[Start of section]

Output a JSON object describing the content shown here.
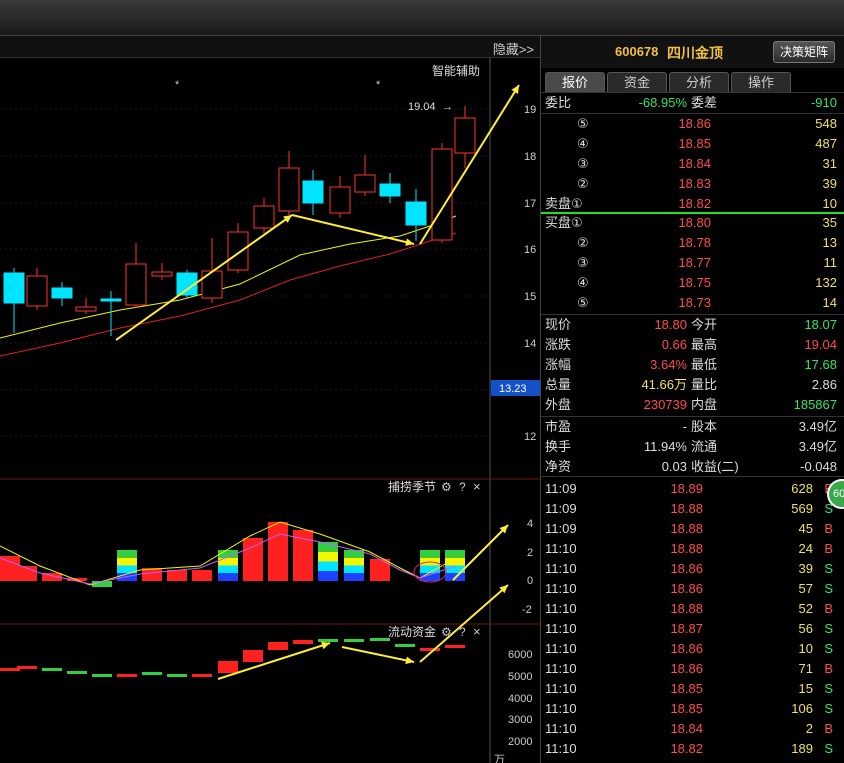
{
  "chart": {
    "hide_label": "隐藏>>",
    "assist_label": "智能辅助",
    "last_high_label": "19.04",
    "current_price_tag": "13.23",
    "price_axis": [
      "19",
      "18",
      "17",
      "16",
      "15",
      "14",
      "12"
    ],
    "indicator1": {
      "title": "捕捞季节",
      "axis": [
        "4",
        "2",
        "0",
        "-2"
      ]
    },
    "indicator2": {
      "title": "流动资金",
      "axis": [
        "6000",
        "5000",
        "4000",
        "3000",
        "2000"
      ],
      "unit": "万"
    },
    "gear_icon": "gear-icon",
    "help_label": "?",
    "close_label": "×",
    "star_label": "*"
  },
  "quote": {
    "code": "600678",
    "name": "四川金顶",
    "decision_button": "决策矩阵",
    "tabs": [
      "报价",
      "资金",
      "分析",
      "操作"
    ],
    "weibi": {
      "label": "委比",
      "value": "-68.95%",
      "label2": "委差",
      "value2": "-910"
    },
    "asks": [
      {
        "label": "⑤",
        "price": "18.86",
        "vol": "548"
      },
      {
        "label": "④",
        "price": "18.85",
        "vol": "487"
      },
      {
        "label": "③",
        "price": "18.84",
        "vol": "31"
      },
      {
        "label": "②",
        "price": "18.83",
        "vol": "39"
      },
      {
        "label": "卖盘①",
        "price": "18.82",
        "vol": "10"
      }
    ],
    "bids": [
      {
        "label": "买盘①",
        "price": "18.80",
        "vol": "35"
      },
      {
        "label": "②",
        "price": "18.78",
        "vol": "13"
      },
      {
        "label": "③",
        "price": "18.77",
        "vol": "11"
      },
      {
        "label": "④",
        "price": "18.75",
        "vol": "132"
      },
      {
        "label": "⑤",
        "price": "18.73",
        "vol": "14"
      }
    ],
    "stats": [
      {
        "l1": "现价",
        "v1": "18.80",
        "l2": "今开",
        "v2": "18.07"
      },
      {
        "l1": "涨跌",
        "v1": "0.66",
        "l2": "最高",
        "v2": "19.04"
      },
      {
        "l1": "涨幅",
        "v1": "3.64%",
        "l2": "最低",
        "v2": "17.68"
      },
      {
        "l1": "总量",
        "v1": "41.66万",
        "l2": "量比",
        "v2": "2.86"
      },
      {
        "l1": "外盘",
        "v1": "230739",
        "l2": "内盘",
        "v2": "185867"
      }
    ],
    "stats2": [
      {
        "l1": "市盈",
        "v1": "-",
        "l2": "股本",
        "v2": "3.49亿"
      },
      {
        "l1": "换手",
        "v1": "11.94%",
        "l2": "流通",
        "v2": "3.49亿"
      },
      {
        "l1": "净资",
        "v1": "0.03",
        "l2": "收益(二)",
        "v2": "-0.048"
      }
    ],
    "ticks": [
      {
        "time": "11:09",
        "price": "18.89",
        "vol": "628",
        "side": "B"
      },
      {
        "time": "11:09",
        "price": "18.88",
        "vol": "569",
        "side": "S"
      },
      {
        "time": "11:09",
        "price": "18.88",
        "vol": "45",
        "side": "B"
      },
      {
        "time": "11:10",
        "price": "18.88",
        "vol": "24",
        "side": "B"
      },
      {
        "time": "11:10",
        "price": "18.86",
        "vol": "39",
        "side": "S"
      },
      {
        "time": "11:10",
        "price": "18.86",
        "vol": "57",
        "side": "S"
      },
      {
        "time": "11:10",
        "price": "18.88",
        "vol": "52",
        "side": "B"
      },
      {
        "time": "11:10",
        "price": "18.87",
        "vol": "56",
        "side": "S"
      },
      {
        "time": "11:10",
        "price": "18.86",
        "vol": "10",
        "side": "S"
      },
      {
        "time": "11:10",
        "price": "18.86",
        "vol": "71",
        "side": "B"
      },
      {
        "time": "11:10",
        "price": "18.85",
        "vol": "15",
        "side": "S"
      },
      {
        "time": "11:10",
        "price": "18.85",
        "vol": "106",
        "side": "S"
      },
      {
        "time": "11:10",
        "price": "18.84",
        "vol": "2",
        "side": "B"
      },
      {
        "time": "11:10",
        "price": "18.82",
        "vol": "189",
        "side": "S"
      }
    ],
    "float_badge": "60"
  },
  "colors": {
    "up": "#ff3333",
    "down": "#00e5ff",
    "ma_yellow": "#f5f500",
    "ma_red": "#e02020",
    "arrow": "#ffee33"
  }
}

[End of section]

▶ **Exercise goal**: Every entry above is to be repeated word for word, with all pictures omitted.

▶ **Answer section**:
Output a JSON object describing the content shown here.
{
  "chart": {
    "hide_label": "隐藏>>",
    "assist_label": "智能辅助",
    "last_high_label": "19.04",
    "current_price_tag": "13.23",
    "price_axis": [
      "19",
      "18",
      "17",
      "16",
      "15",
      "14",
      "12"
    ],
    "indicator1": {
      "title": "捕捞季节",
      "axis": [
        "4",
        "2",
        "0",
        "-2"
      ]
    },
    "indicator2": {
      "title": "流动资金",
      "axis": [
        "6000",
        "5000",
        "4000",
        "3000",
        "2000"
      ],
      "unit": "万"
    },
    "gear_icon": "gear-icon",
    "help_label": "?",
    "close_label": "×",
    "star_label": "*"
  },
  "quote": {
    "code": "600678",
    "name": "四川金顶",
    "decision_button": "决策矩阵",
    "tabs": [
      "报价",
      "资金",
      "分析",
      "操作"
    ],
    "weibi": {
      "label": "委比",
      "value": "-68.95%",
      "label2": "委差",
      "value2": "-910"
    },
    "asks": [
      {
        "label": "⑤",
        "price": "18.86",
        "vol": "548"
      },
      {
        "label": "④",
        "price": "18.85",
        "vol": "487"
      },
      {
        "label": "③",
        "price": "18.84",
        "vol": "31"
      },
      {
        "label": "②",
        "price": "18.83",
        "vol": "39"
      },
      {
        "label": "卖盘①",
        "price": "18.82",
        "vol": "10"
      }
    ],
    "bids": [
      {
        "label": "买盘①",
        "price": "18.80",
        "vol": "35"
      },
      {
        "label": "②",
        "price": "18.78",
        "vol": "13"
      },
      {
        "label": "③",
        "price": "18.77",
        "vol": "11"
      },
      {
        "label": "④",
        "price": "18.75",
        "vol": "132"
      },
      {
        "label": "⑤",
        "price": "18.73",
        "vol": "14"
      }
    ],
    "stats": [
      {
        "l1": "现价",
        "v1": "18.80",
        "l2": "今开",
        "v2": "18.07"
      },
      {
        "l1": "涨跌",
        "v1": "0.66",
        "l2": "最高",
        "v2": "19.04"
      },
      {
        "l1": "涨幅",
        "v1": "3.64%",
        "l2": "最低",
        "v2": "17.68"
      },
      {
        "l1": "总量",
        "v1": "41.66万",
        "l2": "量比",
        "v2": "2.86"
      },
      {
        "l1": "外盘",
        "v1": "230739",
        "l2": "内盘",
        "v2": "185867"
      }
    ],
    "stats2": [
      {
        "l1": "市盈",
        "v1": "-",
        "l2": "股本",
        "v2": "3.49亿"
      },
      {
        "l1": "换手",
        "v1": "11.94%",
        "l2": "流通",
        "v2": "3.49亿"
      },
      {
        "l1": "净资",
        "v1": "0.03",
        "l2": "收益(二)",
        "v2": "-0.048"
      }
    ],
    "ticks": [
      {
        "time": "11:09",
        "price": "18.89",
        "vol": "628",
        "side": "B"
      },
      {
        "time": "11:09",
        "price": "18.88",
        "vol": "569",
        "side": "S"
      },
      {
        "time": "11:09",
        "price": "18.88",
        "vol": "45",
        "side": "B"
      },
      {
        "time": "11:10",
        "price": "18.88",
        "vol": "24",
        "side": "B"
      },
      {
        "time": "11:10",
        "price": "18.86",
        "vol": "39",
        "side": "S"
      },
      {
        "time": "11:10",
        "price": "18.86",
        "vol": "57",
        "side": "S"
      },
      {
        "time": "11:10",
        "price": "18.88",
        "vol": "52",
        "side": "B"
      },
      {
        "time": "11:10",
        "price": "18.87",
        "vol": "56",
        "side": "S"
      },
      {
        "time": "11:10",
        "price": "18.86",
        "vol": "10",
        "side": "S"
      },
      {
        "time": "11:10",
        "price": "18.86",
        "vol": "71",
        "side": "B"
      },
      {
        "time": "11:10",
        "price": "18.85",
        "vol": "15",
        "side": "S"
      },
      {
        "time": "11:10",
        "price": "18.85",
        "vol": "106",
        "side": "S"
      },
      {
        "time": "11:10",
        "price": "18.84",
        "vol": "2",
        "side": "B"
      },
      {
        "time": "11:10",
        "price": "18.82",
        "vol": "189",
        "side": "S"
      }
    ],
    "float_badge": "60"
  },
  "colors": {
    "up": "#ff3333",
    "down": "#00e5ff",
    "ma_yellow": "#f5f500",
    "ma_red": "#e02020",
    "arrow": "#ffee33"
  }
}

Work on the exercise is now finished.